Byline: By Rin Simpson Western Mail
The highs and lows of the Welsh criminal justice system, are revealed today by those who work within it.
Six key staff - including members of the police, forensic science service and the legal profession - were questioned about their day-to-day lives and the difficulties they face.
Some admitted they struggle to work within the confines of laws which seem to stand in the way of justice, while others said they have to fight public opinion and the media.
For John McCarthy, defence solicitor and associate partner in the criminal justice department of Leo Abse & Cohen, the worst thing about the job is keeping up with the constant changes in the criminal justice field.
He said, 'The Government has passed far too many Acts of Parliament which causes problems for defence solicitors and particularly for judges who have to interpret the law.
'The Government seems to make new laws every time a problem arises, this causes new problems and only succeeds in making the law more complicated than it needs to be.'

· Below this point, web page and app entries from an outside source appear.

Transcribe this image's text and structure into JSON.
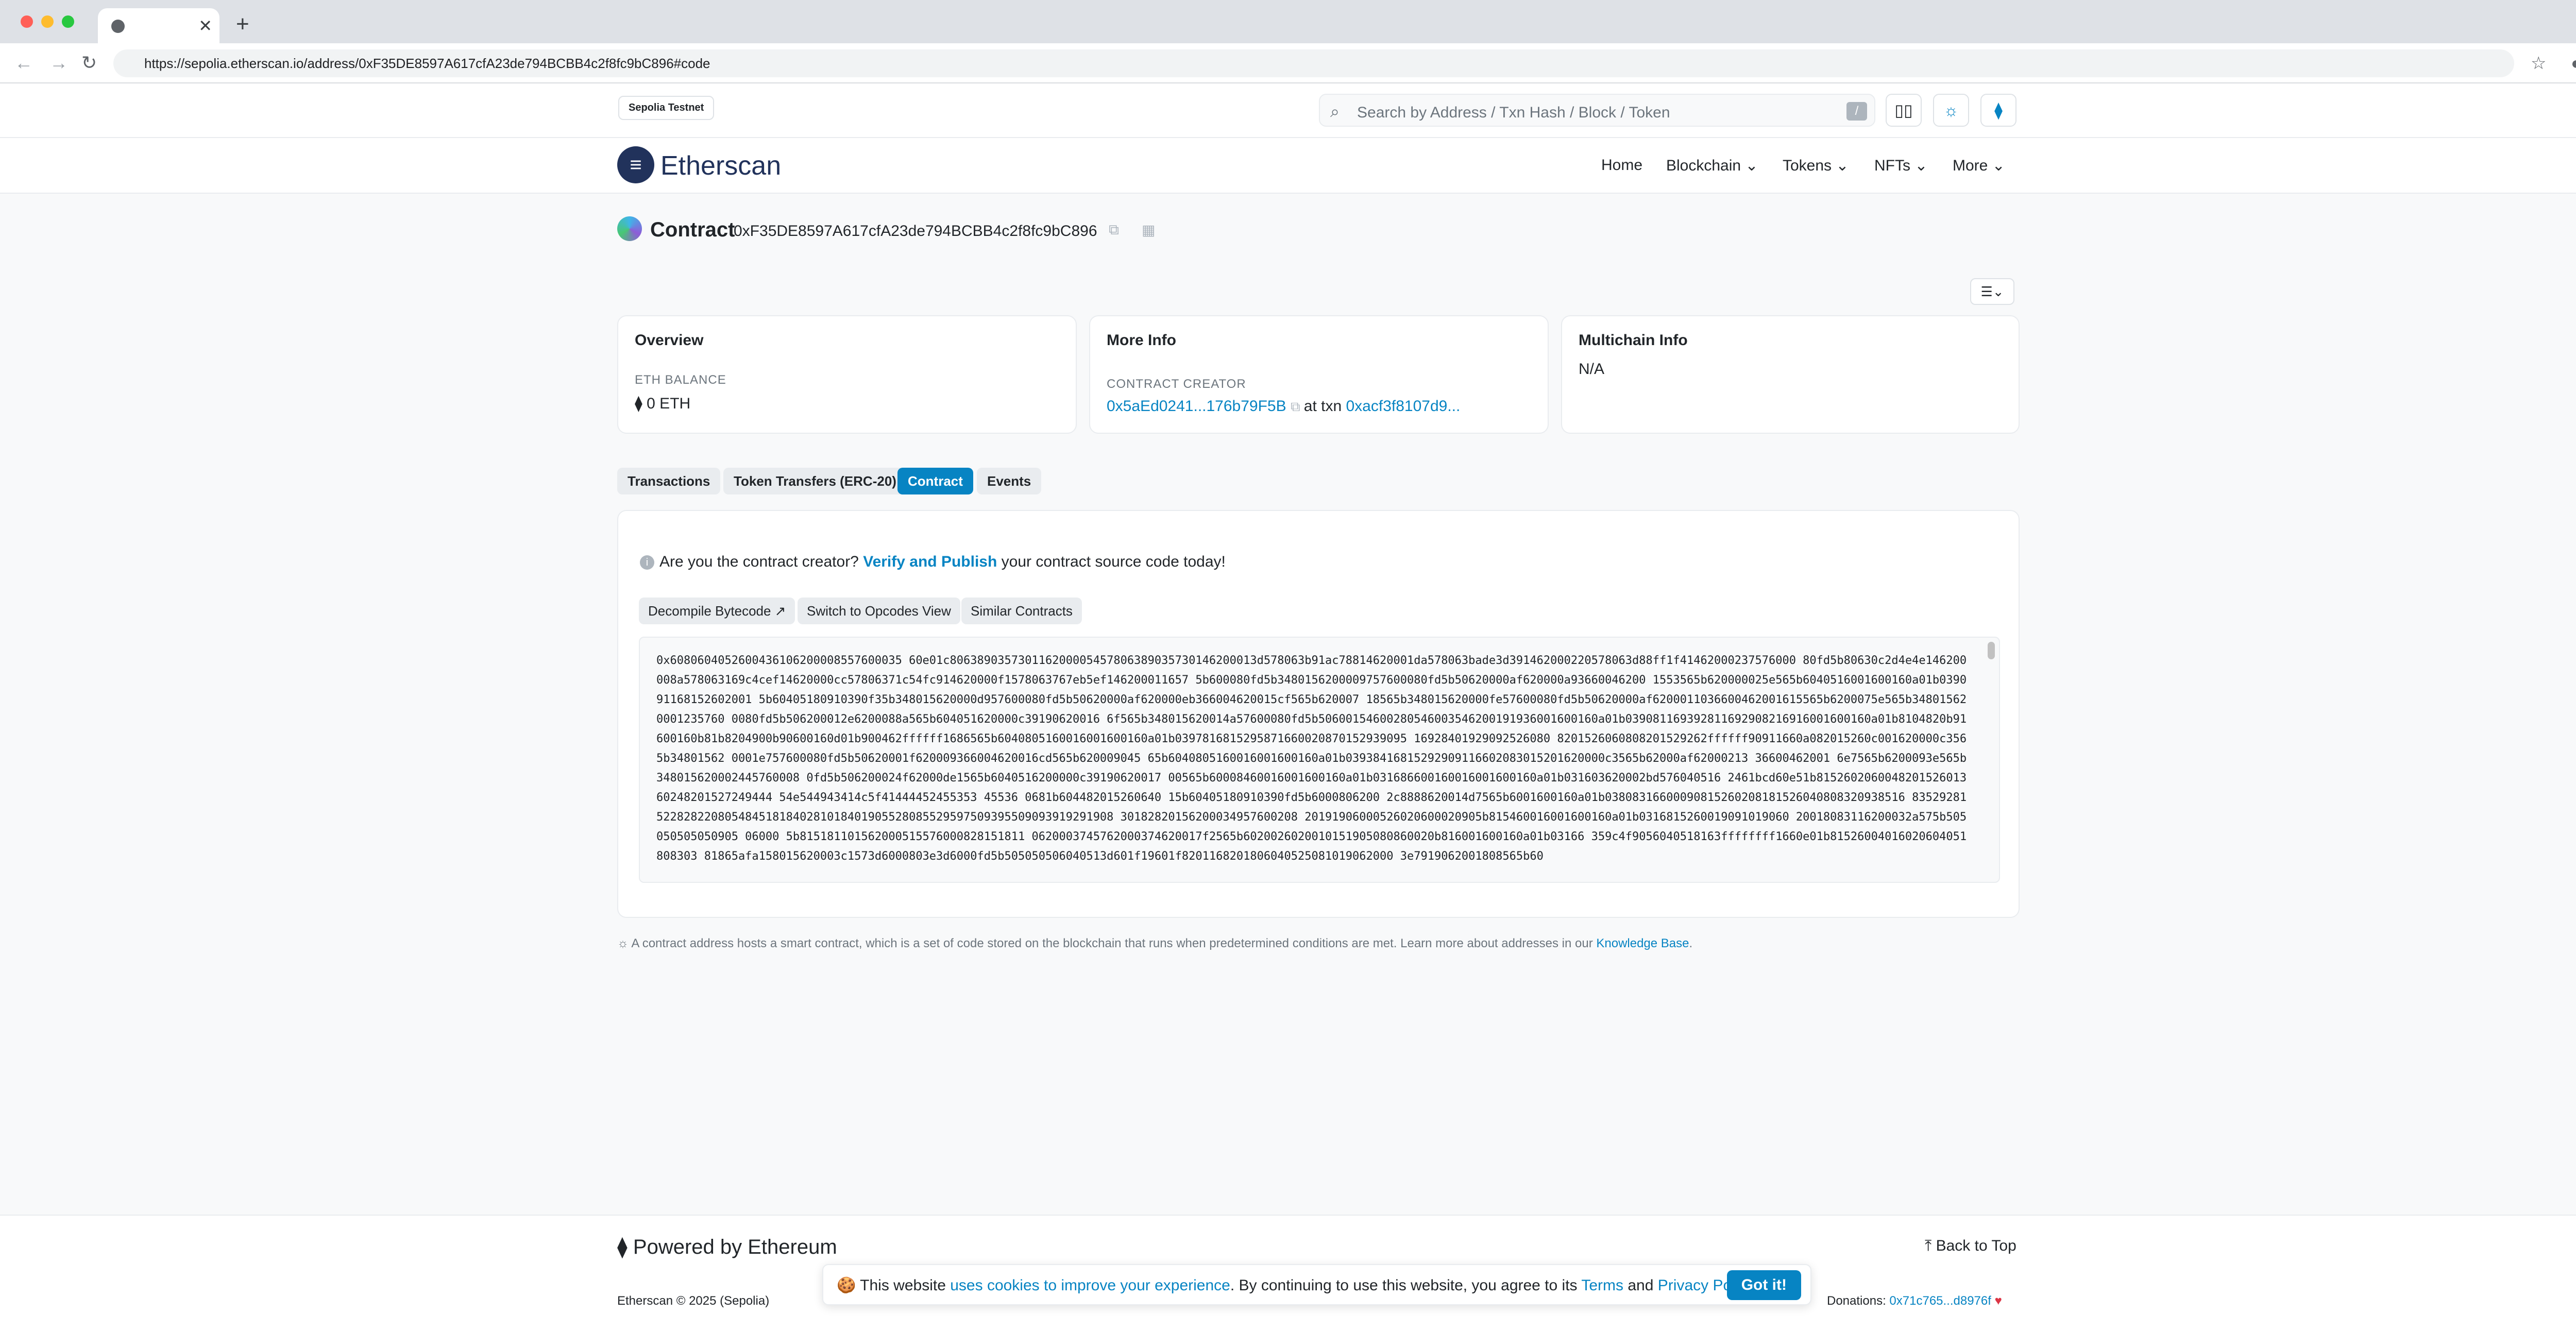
{
  "browser": {
    "url": "https://sepolia.etherscan.io/address/0xF35DE8597A617cfA23de794BCBB4c2f8fc9bC896#code",
    "new_tab": "+",
    "tab_close": "✕"
  },
  "topbar": {
    "network_badge": "Sepolia Testnet",
    "search_placeholder": "Search by Address / Txn Hash / Block / Token",
    "search_shortcut": "/"
  },
  "nav": {
    "brand": "Etherscan",
    "items": [
      {
        "label": "Home"
      },
      {
        "label": "Blockchain ⌄"
      },
      {
        "label": "Tokens ⌄"
      },
      {
        "label": "NFTs ⌄"
      },
      {
        "label": "More ⌄"
      }
    ]
  },
  "contract": {
    "title": "Contract",
    "address": "0xF35DE8597A617cfA23de794BCBB4c2f8fc9bC896"
  },
  "overview": {
    "title": "Overview",
    "balance_label": "ETH BALANCE",
    "balance_value": "⧫ 0 ETH"
  },
  "more_info": {
    "title": "More Info",
    "creator_label": "CONTRACT CREATOR",
    "creator_address": "0x5aEd0241...176b79F5B",
    "at_txn": "at txn",
    "txn_hash": "0xacf3f8107d9..."
  },
  "multichain": {
    "title": "Multichain Info",
    "value": "N/A"
  },
  "tabs": [
    {
      "label": "Transactions"
    },
    {
      "label": "Token Transfers (ERC-20)"
    },
    {
      "label": "Contract"
    },
    {
      "label": "Events"
    }
  ],
  "code_panel": {
    "notice_prefix": "Are you the contract creator?",
    "notice_link": "Verify and Publish",
    "notice_suffix": "your contract source code today!",
    "decompile_button": "Decompile Bytecode ↗",
    "opcodes_button": "Switch to Opcodes View",
    "similar_button": "Similar Contracts",
    "bytecode": "0x6080604052600436106200008557600035 60e01c806389035730116200005457806389035730146200013d578063b91ac78814620001da578063bade3d391462000220578063d88ff1f41462000237576000 80fd5b80630c2d4e4e146200008a578063169c4cef14620000cc57806371c54fc914620000f1578063767eb5ef146200011657 5b600080fd5b3480156200009757600080fd5b50620000af620000a93660046200 1553565b620000025e565b6040516001600160a01b039091168152602001 5b60405180910390f35b348015620000d957600080fd5b50620000af620000eb366004620015cf565b620007 18565b348015620000fe57600080fd5b50620000af6200011036600462001615565b6200075e565b348015620001235760 0080fd5b506200012e6200088a565b604051620000c39190620016 6f565b348015620014a57600080fd5b50600154600280546003546200191936001600160a01b039081169392811692908216916001600160a01b8104820b91600160b81b8204900b90600160d01b900462ffffff1686565b6040805160016001600160a01b0397816815295871660020870152939095 16928401929092526080 8201526060808201529262ffffff90911660a082015260c001620000c3565b34801562 0001e757600080fd5b50620001f620009366004620016cd565b620009045 65b6040805160016001600160a01b03938416815292909116602083015201620000c3565b62000af62000213 36600462001 6e7565b6200093e565b348015620002445760008 0fd5b506200024f62000de1565b6040516200000c39190620017 00565b60008460016001600160a01b031686600160016001600160a01b031603620002bd576040516 2461bcd60e51b815260206004820152601360248201527249444 54e544943414c5f41444452455353 45536 0681b604482015260640 15b60405180910390fd5b6000806200 2c8888620014d7565b6001600160a01b03808316600090815260208181526040808320938516 835292815228282208054845181840281018401905528085529597509395509093919291908 30182820156200034957600208 20191906000526020600020905b815460016001600160a01b0316815260019091019060 20018083116200032a575b505050505050905 06000 5b815181101562000515576000828151811 0620003745762000374620017f2565b6020026020010151905080860020b816001600160a01b03166 359c4f9056040518163ffffffff1660e01b81526004016020604051808303 81865afa158015620003c1573d6000803e3d6000fd5b505050506040513d601f19601f8201168201806040525081019062000 3e7919062001808565b60"
  },
  "footnote": {
    "text": "A contract address hosts a smart contract, which is a set of code stored on the blockchain that runs when predetermined conditions are met. Learn more about addresses in our",
    "link": "Knowledge Base",
    "end": "."
  },
  "footer": {
    "powered": "Powered by Ethereum",
    "back_to_top": "⤒ Back to Top",
    "copyright": "Etherscan © 2025 (Sepolia)",
    "donations_label": "Donations:",
    "donations_address": "0x71c765...d8976f",
    "heart": "♥"
  },
  "cookie": {
    "icon": "🍪",
    "prefix": "This website",
    "link1": "uses cookies to improve your experience",
    "middle": ". By continuing to use this website, you agree to its",
    "terms": "Terms",
    "and": "and",
    "privacy": "Privacy Policy",
    "end": ".",
    "button": "Got it!"
  }
}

In the police service, administration is the biggest bugbear.
Inspector Tony Bishop of Cardiff Police said, 'Over the years, admin had certainly increased and although it's right that we have to be accountable, that has come at a cost.

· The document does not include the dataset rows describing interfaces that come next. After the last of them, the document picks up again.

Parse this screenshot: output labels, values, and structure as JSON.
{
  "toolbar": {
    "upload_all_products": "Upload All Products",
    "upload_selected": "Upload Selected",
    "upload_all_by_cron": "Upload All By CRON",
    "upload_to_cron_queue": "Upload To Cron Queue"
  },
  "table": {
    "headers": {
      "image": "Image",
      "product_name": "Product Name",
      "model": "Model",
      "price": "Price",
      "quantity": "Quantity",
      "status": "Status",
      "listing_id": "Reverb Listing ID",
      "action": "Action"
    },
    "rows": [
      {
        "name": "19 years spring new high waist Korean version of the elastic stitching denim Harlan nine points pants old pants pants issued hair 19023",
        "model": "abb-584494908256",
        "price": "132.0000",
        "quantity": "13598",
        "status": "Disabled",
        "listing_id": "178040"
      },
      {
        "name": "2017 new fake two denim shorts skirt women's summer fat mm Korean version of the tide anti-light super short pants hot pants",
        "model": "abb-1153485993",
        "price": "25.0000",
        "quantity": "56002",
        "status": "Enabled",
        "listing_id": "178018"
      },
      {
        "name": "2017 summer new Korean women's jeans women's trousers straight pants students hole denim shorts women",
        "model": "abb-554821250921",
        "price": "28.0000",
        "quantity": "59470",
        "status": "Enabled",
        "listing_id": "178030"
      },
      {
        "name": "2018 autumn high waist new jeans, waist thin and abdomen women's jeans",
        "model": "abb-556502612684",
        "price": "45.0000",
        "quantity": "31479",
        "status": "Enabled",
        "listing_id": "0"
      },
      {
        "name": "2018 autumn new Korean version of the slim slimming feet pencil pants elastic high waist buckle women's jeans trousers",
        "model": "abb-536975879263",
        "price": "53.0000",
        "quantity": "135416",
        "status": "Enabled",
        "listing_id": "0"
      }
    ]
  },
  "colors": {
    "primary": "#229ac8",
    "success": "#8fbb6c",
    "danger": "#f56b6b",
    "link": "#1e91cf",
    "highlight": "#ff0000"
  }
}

'We arrest a straightforward shoplifter and that can take a police officer off the street for a number of hours. I want him back out walking up and down St Mary Street.'

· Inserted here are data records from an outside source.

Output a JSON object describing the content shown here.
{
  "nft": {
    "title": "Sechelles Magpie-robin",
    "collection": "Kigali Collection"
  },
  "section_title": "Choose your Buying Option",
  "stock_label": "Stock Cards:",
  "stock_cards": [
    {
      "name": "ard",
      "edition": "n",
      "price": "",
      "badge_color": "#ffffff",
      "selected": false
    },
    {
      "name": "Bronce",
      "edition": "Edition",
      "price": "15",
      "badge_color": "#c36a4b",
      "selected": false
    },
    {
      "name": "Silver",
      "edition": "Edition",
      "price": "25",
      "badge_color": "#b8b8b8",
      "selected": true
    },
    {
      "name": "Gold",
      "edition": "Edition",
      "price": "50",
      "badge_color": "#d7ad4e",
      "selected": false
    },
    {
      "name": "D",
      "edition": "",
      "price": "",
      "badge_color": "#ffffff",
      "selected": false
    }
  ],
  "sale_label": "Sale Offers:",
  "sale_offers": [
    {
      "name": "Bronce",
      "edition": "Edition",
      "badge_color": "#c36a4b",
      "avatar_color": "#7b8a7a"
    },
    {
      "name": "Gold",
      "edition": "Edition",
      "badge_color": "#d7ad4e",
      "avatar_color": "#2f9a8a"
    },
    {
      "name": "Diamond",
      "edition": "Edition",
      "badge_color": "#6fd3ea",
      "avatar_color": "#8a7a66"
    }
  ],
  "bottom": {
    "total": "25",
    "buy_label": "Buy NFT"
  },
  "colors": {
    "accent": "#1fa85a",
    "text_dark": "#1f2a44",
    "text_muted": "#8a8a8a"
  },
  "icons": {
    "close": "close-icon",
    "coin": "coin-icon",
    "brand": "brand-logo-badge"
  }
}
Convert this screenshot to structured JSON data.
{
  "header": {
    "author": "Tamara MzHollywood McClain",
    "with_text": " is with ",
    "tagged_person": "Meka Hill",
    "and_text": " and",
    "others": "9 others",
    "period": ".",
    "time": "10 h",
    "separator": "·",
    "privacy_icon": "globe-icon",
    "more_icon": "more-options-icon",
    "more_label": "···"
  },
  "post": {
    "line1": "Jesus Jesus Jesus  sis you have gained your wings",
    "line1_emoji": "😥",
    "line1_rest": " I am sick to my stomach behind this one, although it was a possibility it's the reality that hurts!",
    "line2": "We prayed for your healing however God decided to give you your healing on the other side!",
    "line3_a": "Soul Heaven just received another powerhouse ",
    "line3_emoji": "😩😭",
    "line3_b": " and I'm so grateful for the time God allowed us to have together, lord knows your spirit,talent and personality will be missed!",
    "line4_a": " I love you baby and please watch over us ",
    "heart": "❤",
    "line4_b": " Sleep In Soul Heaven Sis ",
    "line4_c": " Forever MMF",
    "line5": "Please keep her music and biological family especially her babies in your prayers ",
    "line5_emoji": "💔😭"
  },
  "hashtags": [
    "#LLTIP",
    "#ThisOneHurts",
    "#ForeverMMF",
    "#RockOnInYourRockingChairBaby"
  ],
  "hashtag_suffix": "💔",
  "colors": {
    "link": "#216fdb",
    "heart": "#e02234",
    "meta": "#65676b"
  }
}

But there are areas where the good is triumphing over bad in the war against crime.
Inspector Bishop continued, 'On a Friday and Saturday night there can be 40,000 in Cardiff city centre and if we get more than 10 arrests that's a busy night, so that's a small percentage. …